(Exercise instructions): The expected output is the full set of entries, printed exactly, without pictures.

(Source data):
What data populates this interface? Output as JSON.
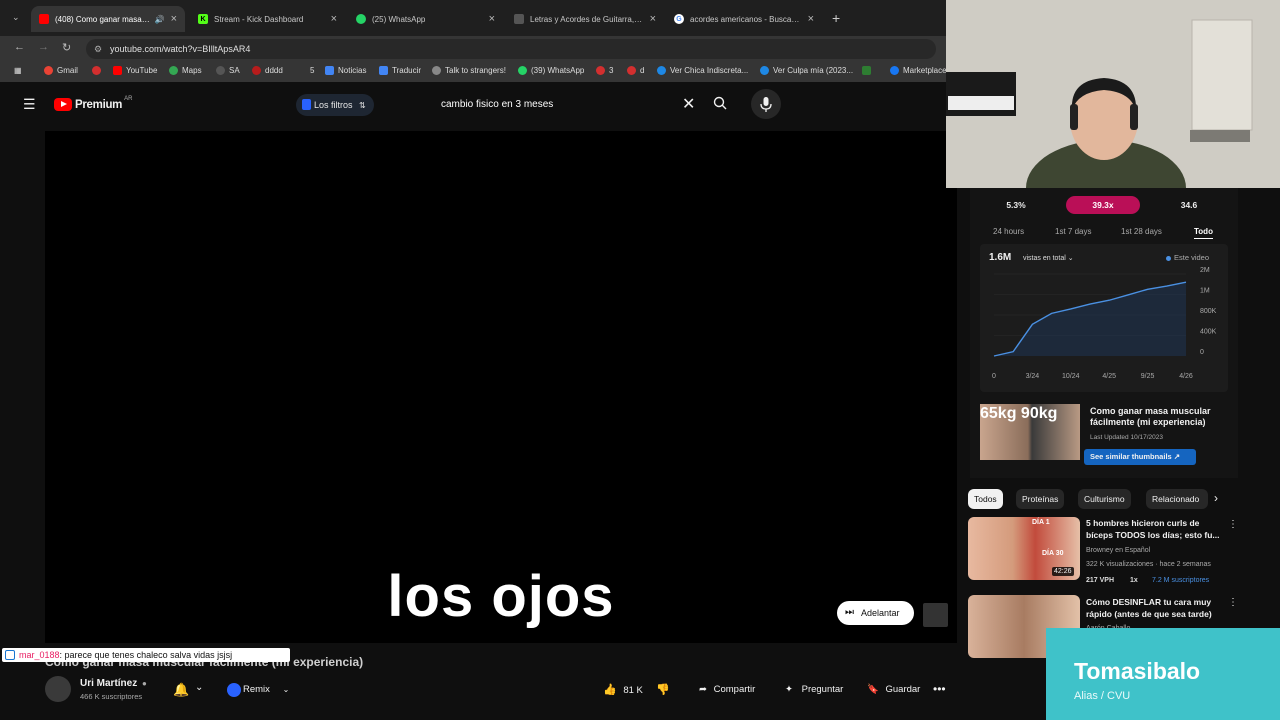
{
  "browser": {
    "tabs": [
      {
        "title": "(408) Como ganar masa mu...",
        "active": true
      },
      {
        "title": "Stream - Kick Dashboard"
      },
      {
        "title": "(25) WhatsApp"
      },
      {
        "title": "Letras y Acordes de Guitarra, P..."
      },
      {
        "title": "acordes americanos - Buscar co..."
      }
    ],
    "new_tab": "+",
    "url": "youtube.com/watch?v=BIlltApsAR4",
    "bookmarks": [
      "Gmail",
      "YouTube",
      "Maps",
      "SA",
      "dddd",
      "5",
      "Noticias",
      "Traducir",
      "Talk to strangers!",
      "(39) WhatsApp",
      "3",
      "d",
      "Ver Chica Indiscreta...",
      "Ver Culpa mía (2023...",
      "Marketplace"
    ]
  },
  "youtube": {
    "logo": "Premium",
    "logo_region": "AR",
    "filters": "Los filtros",
    "search_query": "cambio fisico en 3 meses",
    "caption": "los ojos",
    "skip_label": "Adelantar",
    "video_title": "Como ganar masa muscular fácilmente (mi experiencia)",
    "channel": {
      "name": "Uri Martínez",
      "subs": "466 K suscriptores"
    },
    "remix": "Remix",
    "likes": "81 K",
    "share": "Compartir",
    "ask": "Preguntar",
    "save": "Guardar"
  },
  "chat": {
    "user": "mar_0188",
    "message": ": parece que tenes chaleco salva vidas jsjsj"
  },
  "vidiq": {
    "stats": [
      "5.3%",
      "39.3x",
      "34.6"
    ],
    "periods": [
      "24 hours",
      "1st 7 days",
      "1st 28 days",
      "Todo"
    ],
    "total_views": "1.6M",
    "views_label": "vistas en total",
    "legend": "Este video",
    "card_title": "Como ganar masa muscular fácilmente (mi experiencia)",
    "card_updated": "Last Updated 10/17/2023",
    "card_button": "See similar thumbnails",
    "thumb_text": "65kg 90kg",
    "accent": "#ba0f57"
  },
  "chart_data": {
    "type": "line",
    "x_ticks": [
      "0",
      "3/24",
      "10/24",
      "4/25",
      "9/25",
      "4/26"
    ],
    "y_ticks": [
      "2M",
      "1M",
      "800K",
      "400K",
      "0"
    ],
    "series": [
      {
        "values": [
          0,
          0.08,
          0.58,
          0.78,
          0.86,
          0.95,
          1.02,
          1.12,
          1.22,
          1.28,
          1.35
        ]
      }
    ]
  },
  "recommendations": {
    "chips": [
      "Todos",
      "Proteínas",
      "Culturismo",
      "Relacionado"
    ],
    "items": [
      {
        "title": "5 hombres hicieron curls de bíceps TODOS los días; esto fu...",
        "channel": "Browney en Español",
        "meta": "322 K visualizaciones · hace 2 semanas",
        "duration": "42:26",
        "badge1": "DÍA 1",
        "badge2": "DÍA 30",
        "tags": [
          "217 VPH",
          "1x",
          "7.2 M suscriptores"
        ]
      },
      {
        "title": "Cómo DESINFLAR tu cara muy rápido (antes de que sea tarde)",
        "channel": "Aarón Caballo"
      }
    ]
  },
  "donation": {
    "name": "Tomasibalo",
    "sub": "Alias / CVU"
  }
}
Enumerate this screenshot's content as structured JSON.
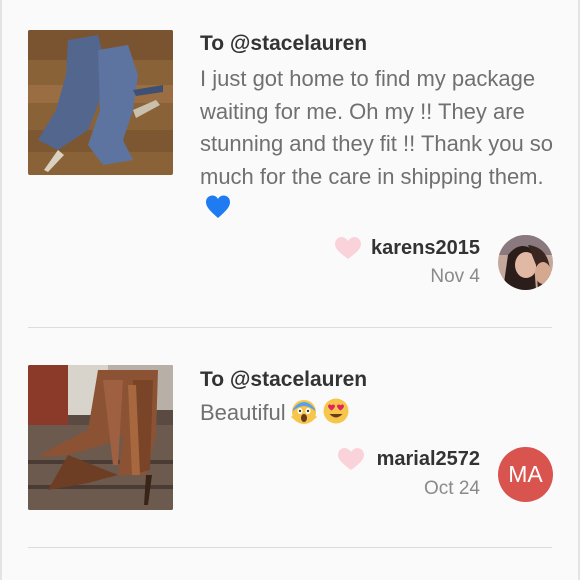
{
  "reviews": [
    {
      "to": "To @stacelauren",
      "message": "I just got home to find my package waiting for me. Oh my !! They are stunning and they fit !! Thank you so much for the care in shipping them.",
      "emojis": [
        "blue-heart-emoji"
      ],
      "username": "karens2015",
      "date": "Nov 4",
      "avatar": {
        "type": "photo"
      },
      "product_image": "blue-suede-boots"
    },
    {
      "to": "To @stacelauren",
      "message": "Beautiful",
      "emojis": [
        "screaming-face-emoji",
        "heart-eyes-emoji"
      ],
      "username": "marial2572",
      "date": "Oct 24",
      "avatar": {
        "type": "initials",
        "initials": "MA",
        "color": "#d9534f"
      },
      "product_image": "brown-fringe-boots"
    }
  ],
  "colors": {
    "background": "#fbfafb",
    "heart": "#f9d3d9",
    "divider": "#dcdcde",
    "text_primary": "#333333",
    "text_secondary": "#707070"
  }
}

(Problem solution):
What data populates this interface? Output as JSON.
{
  "browser": {
    "tabs": [
      {
        "title": "(408) Como ganar masa mu...",
        "active": true
      },
      {
        "title": "Stream - Kick Dashboard"
      },
      {
        "title": "(25) WhatsApp"
      },
      {
        "title": "Letras y Acordes de Guitarra, P..."
      },
      {
        "title": "acordes americanos - Buscar co..."
      }
    ],
    "new_tab": "+",
    "url": "youtube.com/watch?v=BIlltApsAR4",
    "bookmarks": [
      "Gmail",
      "YouTube",
      "Maps",
      "SA",
      "dddd",
      "5",
      "Noticias",
      "Traducir",
      "Talk to strangers!",
      "(39) WhatsApp",
      "3",
      "d",
      "Ver Chica Indiscreta...",
      "Ver Culpa mía (2023...",
      "Marketplace"
    ]
  },
  "youtube": {
    "logo": "Premium",
    "logo_region": "AR",
    "filters": "Los filtros",
    "search_query": "cambio fisico en 3 meses",
    "caption": "los ojos",
    "skip_label": "Adelantar",
    "video_title": "Como ganar masa muscular fácilmente (mi experiencia)",
    "channel": {
      "name": "Uri Martínez",
      "subs": "466 K suscriptores"
    },
    "remix": "Remix",
    "likes": "81 K",
    "share": "Compartir",
    "ask": "Preguntar",
    "save": "Guardar"
  },
  "chat": {
    "user": "mar_0188",
    "message": ": parece que tenes chaleco salva vidas jsjsj"
  },
  "vidiq": {
    "stats": [
      "5.3%",
      "39.3x",
      "34.6"
    ],
    "periods": [
      "24 hours",
      "1st 7 days",
      "1st 28 days",
      "Todo"
    ],
    "total_views": "1.6M",
    "views_label": "vistas en total",
    "legend": "Este video",
    "card_title": "Como ganar masa muscular fácilmente (mi experiencia)",
    "card_updated": "Last Updated 10/17/2023",
    "card_button": "See similar thumbnails",
    "thumb_text": "65kg 90kg",
    "accent": "#ba0f57"
  },
  "chart_data": {
    "type": "line",
    "x_ticks": [
      "0",
      "3/24",
      "10/24",
      "4/25",
      "9/25",
      "4/26"
    ],
    "y_ticks": [
      "2M",
      "1M",
      "800K",
      "400K",
      "0"
    ],
    "series": [
      {
        "values": [
          0,
          0.08,
          0.58,
          0.78,
          0.86,
          0.95,
          1.02,
          1.12,
          1.22,
          1.28,
          1.35
        ]
      }
    ]
  },
  "recommendations": {
    "chips": [
      "Todos",
      "Proteínas",
      "Culturismo",
      "Relacionado"
    ],
    "items": [
      {
        "title": "5 hombres hicieron curls de bíceps TODOS los días; esto fu...",
        "channel": "Browney en Español",
        "meta": "322 K visualizaciones · hace 2 semanas",
        "duration": "42:26",
        "badge1": "DÍA 1",
        "badge2": "DÍA 30",
        "tags": [
          "217 VPH",
          "1x",
          "7.2 M suscriptores"
        ]
      },
      {
        "title": "Cómo DESINFLAR tu cara muy rápido (antes de que sea tarde)",
        "channel": "Aarón Caballo"
      }
    ]
  },
  "donation": {
    "name": "Tomasibalo",
    "sub": "Alias / CVU"
  }
}
Enumerate this screenshot's content as structured JSON.
{
  "reviews": [
    {
      "to": "To @stacelauren",
      "message": "I just got home to find my package waiting for me. Oh my !! They are stunning and they fit !! Thank you so much for the care in shipping them.",
      "emojis": [
        "blue-heart-emoji"
      ],
      "username": "karens2015",
      "date": "Nov 4",
      "avatar": {
        "type": "photo"
      },
      "product_image": "blue-suede-boots"
    },
    {
      "to": "To @stacelauren",
      "message": "Beautiful",
      "emojis": [
        "screaming-face-emoji",
        "heart-eyes-emoji"
      ],
      "username": "marial2572",
      "date": "Oct 24",
      "avatar": {
        "type": "initials",
        "initials": "MA",
        "color": "#d9534f"
      },
      "product_image": "brown-fringe-boots"
    }
  ],
  "colors": {
    "background": "#fbfafb",
    "heart": "#f9d3d9",
    "divider": "#dcdcde",
    "text_primary": "#333333",
    "text_secondary": "#707070"
  }
}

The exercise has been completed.